╭─ EXERCISE MATERIAL
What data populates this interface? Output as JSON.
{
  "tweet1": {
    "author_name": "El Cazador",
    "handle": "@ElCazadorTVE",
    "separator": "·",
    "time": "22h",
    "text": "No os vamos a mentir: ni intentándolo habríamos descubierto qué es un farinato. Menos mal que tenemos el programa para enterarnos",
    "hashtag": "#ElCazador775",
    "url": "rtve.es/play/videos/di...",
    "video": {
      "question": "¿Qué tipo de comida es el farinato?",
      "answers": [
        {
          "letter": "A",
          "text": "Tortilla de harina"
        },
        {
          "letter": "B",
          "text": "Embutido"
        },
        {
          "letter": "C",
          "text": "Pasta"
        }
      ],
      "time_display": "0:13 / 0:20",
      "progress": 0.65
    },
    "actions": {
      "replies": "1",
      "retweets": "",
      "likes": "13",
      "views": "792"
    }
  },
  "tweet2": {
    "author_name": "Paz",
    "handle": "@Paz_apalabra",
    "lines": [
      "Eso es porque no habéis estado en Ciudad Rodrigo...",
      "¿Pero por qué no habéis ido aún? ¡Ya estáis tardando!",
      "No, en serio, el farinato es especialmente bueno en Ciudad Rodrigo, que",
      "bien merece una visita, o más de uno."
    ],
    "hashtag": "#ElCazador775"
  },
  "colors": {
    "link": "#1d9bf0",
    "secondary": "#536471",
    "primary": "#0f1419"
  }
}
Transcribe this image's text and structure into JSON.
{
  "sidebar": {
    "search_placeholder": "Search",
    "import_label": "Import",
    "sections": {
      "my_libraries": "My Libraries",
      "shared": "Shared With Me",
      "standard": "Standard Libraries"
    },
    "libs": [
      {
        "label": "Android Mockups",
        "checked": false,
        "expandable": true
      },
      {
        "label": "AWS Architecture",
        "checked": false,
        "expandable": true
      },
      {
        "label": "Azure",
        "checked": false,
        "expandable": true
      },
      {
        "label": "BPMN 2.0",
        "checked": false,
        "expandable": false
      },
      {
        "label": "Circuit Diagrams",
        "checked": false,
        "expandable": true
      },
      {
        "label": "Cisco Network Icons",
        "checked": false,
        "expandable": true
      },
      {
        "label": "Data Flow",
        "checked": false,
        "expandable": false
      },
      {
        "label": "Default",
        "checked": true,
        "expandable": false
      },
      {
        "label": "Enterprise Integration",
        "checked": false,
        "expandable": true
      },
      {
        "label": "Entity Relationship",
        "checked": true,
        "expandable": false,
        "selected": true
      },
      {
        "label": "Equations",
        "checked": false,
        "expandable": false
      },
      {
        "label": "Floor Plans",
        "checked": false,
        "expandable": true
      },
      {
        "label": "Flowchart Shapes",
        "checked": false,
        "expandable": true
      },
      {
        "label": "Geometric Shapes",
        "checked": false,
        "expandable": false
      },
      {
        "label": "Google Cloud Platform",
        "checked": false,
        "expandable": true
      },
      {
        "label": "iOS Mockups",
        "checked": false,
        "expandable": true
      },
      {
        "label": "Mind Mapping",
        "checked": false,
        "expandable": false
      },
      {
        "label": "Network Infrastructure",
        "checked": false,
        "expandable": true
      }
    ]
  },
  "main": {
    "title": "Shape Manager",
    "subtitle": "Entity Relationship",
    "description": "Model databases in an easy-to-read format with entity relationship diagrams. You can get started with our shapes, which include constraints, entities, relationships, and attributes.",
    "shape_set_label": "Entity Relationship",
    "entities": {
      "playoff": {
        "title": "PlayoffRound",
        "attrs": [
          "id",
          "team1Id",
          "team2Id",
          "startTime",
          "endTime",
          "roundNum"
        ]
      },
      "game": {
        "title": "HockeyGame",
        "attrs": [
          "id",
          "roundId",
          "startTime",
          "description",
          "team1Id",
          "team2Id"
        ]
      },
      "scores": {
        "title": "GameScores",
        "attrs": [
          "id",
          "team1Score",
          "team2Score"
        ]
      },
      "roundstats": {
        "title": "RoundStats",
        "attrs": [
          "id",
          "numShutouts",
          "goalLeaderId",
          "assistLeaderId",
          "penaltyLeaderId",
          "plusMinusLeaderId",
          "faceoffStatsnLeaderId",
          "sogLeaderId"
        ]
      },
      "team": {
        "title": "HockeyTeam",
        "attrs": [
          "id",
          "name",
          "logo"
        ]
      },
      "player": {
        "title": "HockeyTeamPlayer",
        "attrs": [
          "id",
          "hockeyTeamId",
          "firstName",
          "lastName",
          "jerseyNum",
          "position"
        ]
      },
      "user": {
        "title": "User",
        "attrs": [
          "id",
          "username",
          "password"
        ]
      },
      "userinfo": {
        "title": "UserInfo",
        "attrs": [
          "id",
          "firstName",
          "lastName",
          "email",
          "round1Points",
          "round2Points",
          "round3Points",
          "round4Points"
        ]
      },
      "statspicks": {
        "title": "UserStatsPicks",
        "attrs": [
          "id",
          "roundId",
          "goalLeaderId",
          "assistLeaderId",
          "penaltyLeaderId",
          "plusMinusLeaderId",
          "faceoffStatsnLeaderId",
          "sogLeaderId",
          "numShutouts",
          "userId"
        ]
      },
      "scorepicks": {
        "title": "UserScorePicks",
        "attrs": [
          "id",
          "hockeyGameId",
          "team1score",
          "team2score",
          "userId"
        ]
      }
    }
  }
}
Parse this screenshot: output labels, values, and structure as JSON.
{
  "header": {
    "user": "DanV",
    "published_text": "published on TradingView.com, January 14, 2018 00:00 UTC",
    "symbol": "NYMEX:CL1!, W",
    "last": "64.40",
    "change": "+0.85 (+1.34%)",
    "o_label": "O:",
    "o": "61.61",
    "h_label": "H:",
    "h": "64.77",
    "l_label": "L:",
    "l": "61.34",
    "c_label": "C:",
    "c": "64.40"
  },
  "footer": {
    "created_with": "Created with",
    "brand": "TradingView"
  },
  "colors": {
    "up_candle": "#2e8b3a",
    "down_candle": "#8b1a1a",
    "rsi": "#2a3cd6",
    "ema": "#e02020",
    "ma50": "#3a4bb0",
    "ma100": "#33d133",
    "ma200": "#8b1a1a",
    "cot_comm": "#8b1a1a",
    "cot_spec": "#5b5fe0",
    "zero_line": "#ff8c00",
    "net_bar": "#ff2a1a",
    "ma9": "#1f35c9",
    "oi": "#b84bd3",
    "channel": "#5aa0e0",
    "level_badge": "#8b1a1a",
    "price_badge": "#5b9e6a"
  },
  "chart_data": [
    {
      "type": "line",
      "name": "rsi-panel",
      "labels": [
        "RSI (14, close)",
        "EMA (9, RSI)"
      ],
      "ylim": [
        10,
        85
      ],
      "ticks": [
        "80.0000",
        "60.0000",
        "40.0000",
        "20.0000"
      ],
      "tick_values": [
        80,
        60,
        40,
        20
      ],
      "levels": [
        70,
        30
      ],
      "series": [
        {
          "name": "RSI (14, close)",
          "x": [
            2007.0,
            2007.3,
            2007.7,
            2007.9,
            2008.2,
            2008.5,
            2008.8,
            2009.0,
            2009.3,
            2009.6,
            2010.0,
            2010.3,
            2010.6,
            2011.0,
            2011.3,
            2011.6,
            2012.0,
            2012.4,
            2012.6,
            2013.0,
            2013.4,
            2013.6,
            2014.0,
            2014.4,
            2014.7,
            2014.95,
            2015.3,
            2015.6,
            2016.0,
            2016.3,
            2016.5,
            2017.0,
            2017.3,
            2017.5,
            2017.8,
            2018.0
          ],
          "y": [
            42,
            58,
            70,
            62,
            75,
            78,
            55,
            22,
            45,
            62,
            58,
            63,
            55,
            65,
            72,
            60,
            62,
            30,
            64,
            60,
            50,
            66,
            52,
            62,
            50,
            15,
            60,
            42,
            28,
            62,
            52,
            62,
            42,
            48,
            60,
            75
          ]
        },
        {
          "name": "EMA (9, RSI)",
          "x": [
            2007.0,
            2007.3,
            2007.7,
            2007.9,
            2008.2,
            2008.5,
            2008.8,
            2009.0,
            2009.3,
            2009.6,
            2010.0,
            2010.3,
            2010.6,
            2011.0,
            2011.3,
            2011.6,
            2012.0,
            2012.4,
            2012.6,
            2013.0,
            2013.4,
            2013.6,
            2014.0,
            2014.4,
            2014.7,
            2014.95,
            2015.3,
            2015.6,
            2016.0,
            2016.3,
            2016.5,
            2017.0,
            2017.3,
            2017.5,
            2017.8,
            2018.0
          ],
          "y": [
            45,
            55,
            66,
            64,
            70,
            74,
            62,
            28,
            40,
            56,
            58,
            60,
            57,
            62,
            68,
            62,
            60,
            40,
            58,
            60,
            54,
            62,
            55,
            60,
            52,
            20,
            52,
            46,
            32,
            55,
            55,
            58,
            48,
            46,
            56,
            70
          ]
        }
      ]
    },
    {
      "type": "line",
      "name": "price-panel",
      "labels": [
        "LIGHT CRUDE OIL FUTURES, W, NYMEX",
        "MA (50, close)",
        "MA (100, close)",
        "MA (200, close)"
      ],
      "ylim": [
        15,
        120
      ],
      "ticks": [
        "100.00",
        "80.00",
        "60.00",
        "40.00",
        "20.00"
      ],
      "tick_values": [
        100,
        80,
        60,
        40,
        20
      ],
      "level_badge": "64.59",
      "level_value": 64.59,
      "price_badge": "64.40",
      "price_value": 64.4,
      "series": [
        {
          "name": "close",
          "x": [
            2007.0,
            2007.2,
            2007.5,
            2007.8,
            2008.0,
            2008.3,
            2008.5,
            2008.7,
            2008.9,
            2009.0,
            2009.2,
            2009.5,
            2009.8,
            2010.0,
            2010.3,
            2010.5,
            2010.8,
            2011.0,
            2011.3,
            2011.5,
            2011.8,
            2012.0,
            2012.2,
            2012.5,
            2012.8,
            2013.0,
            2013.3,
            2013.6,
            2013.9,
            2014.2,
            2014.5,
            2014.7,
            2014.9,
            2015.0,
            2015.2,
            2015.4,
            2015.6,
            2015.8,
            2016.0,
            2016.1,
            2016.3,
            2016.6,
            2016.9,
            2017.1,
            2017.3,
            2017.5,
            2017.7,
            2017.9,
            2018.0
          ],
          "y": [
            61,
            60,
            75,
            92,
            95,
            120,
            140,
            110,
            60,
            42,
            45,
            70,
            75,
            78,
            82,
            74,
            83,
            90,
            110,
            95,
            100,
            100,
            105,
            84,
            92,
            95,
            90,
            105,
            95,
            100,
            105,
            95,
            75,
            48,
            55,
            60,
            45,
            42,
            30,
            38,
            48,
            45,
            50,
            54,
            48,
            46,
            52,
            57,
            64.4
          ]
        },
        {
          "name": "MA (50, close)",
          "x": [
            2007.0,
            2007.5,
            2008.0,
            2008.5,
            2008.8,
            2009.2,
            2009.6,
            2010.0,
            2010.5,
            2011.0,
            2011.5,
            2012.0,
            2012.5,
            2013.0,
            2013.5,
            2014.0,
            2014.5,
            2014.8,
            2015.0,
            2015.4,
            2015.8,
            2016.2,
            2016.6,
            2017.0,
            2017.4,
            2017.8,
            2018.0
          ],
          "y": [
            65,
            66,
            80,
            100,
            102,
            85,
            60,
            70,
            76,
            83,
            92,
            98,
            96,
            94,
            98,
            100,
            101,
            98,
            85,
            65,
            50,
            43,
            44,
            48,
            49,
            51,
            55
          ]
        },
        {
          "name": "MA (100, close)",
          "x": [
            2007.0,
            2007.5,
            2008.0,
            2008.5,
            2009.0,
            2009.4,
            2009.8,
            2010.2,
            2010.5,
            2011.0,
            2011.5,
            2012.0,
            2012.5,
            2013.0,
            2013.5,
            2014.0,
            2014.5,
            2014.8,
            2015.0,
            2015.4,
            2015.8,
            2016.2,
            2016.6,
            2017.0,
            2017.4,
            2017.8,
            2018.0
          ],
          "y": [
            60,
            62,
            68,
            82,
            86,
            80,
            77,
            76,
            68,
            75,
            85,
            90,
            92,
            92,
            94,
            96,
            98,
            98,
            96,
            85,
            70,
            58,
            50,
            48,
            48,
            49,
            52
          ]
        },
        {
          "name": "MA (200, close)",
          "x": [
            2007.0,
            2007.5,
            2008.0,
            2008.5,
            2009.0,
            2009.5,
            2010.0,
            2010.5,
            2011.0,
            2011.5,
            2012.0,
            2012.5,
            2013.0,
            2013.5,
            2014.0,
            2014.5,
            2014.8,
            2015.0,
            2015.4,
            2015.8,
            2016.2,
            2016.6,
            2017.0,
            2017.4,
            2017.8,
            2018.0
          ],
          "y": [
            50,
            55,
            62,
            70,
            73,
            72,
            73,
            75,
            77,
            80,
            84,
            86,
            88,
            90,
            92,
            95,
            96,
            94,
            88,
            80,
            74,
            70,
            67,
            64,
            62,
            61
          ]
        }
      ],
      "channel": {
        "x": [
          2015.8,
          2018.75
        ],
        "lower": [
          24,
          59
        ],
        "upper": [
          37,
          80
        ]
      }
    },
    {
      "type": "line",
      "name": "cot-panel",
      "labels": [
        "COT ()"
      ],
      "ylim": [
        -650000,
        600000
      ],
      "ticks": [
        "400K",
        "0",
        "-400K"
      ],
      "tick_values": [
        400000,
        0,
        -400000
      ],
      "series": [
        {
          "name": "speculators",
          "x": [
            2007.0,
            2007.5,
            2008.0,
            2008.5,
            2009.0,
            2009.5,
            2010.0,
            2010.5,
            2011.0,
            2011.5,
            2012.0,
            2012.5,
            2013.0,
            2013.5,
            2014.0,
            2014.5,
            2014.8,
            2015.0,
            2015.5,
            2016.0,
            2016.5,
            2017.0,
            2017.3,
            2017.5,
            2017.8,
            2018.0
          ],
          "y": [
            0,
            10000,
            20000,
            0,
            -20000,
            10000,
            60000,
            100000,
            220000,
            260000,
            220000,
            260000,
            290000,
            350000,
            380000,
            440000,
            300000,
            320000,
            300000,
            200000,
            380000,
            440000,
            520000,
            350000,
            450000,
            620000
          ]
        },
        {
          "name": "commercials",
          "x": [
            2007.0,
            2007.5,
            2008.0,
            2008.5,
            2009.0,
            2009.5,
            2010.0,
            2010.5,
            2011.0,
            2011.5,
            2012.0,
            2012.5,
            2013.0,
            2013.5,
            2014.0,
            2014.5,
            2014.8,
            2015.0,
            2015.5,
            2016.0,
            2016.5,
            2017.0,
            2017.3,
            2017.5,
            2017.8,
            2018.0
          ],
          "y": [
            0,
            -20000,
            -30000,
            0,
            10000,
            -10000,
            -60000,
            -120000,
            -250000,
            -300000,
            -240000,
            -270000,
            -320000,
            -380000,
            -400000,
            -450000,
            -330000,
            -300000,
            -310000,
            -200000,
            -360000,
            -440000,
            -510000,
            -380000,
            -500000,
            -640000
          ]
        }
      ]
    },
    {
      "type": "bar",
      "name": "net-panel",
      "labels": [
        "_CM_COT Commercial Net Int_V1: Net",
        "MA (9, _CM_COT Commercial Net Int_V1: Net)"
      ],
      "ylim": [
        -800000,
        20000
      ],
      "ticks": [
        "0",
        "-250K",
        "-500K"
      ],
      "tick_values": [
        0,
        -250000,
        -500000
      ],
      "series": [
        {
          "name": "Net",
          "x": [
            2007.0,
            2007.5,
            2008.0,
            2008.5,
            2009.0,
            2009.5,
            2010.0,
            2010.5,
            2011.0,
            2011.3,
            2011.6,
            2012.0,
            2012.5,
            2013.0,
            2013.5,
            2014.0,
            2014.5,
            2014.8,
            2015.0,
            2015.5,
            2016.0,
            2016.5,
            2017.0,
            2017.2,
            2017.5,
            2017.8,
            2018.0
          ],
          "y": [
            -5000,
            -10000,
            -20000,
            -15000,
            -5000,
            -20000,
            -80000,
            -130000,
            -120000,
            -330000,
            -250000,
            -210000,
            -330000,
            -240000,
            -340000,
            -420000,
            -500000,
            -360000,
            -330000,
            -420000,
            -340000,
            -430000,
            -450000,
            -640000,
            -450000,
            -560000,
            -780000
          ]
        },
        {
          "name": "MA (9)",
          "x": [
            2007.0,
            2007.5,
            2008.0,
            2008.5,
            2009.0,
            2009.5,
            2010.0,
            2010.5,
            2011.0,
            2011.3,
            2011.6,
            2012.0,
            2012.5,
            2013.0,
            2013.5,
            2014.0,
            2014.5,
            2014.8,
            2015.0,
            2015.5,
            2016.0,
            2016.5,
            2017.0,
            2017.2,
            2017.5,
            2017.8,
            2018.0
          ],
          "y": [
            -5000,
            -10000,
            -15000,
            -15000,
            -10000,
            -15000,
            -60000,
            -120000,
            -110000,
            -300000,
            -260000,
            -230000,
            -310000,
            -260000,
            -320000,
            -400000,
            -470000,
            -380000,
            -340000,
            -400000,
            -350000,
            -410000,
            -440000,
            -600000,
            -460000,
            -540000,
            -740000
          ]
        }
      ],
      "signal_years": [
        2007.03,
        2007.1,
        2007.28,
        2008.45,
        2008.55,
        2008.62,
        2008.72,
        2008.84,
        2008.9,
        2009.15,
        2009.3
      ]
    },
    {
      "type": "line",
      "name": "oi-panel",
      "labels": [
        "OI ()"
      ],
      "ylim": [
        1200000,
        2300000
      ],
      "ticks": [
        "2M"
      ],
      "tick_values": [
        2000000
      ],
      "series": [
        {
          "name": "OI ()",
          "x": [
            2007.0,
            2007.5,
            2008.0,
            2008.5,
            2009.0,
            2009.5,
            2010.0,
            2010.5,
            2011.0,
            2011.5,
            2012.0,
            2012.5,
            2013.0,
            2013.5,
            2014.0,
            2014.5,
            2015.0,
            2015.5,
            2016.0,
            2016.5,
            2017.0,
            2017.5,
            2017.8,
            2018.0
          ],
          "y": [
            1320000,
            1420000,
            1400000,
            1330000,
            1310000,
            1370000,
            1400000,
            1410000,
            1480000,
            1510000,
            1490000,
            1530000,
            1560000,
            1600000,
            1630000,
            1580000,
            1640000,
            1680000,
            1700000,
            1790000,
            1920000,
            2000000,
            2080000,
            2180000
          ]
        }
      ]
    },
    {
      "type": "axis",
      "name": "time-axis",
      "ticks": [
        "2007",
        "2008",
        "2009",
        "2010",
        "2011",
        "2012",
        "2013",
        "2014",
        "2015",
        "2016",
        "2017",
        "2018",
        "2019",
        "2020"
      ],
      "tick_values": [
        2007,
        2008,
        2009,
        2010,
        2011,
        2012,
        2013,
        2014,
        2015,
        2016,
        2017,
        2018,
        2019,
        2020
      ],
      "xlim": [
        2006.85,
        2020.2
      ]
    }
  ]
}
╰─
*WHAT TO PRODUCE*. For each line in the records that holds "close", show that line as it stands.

*PROBLEM SOLUTION*.
        "RSI (14, close)",
          "name": "RSI (14, close)",
        "MA (50, close)",
        "MA (100, close)",
        "MA (200, close)"
          "name": "close",
          "name": "MA (50, close)",
          "name": "MA (100, close)",
          "name": "MA (200, close)",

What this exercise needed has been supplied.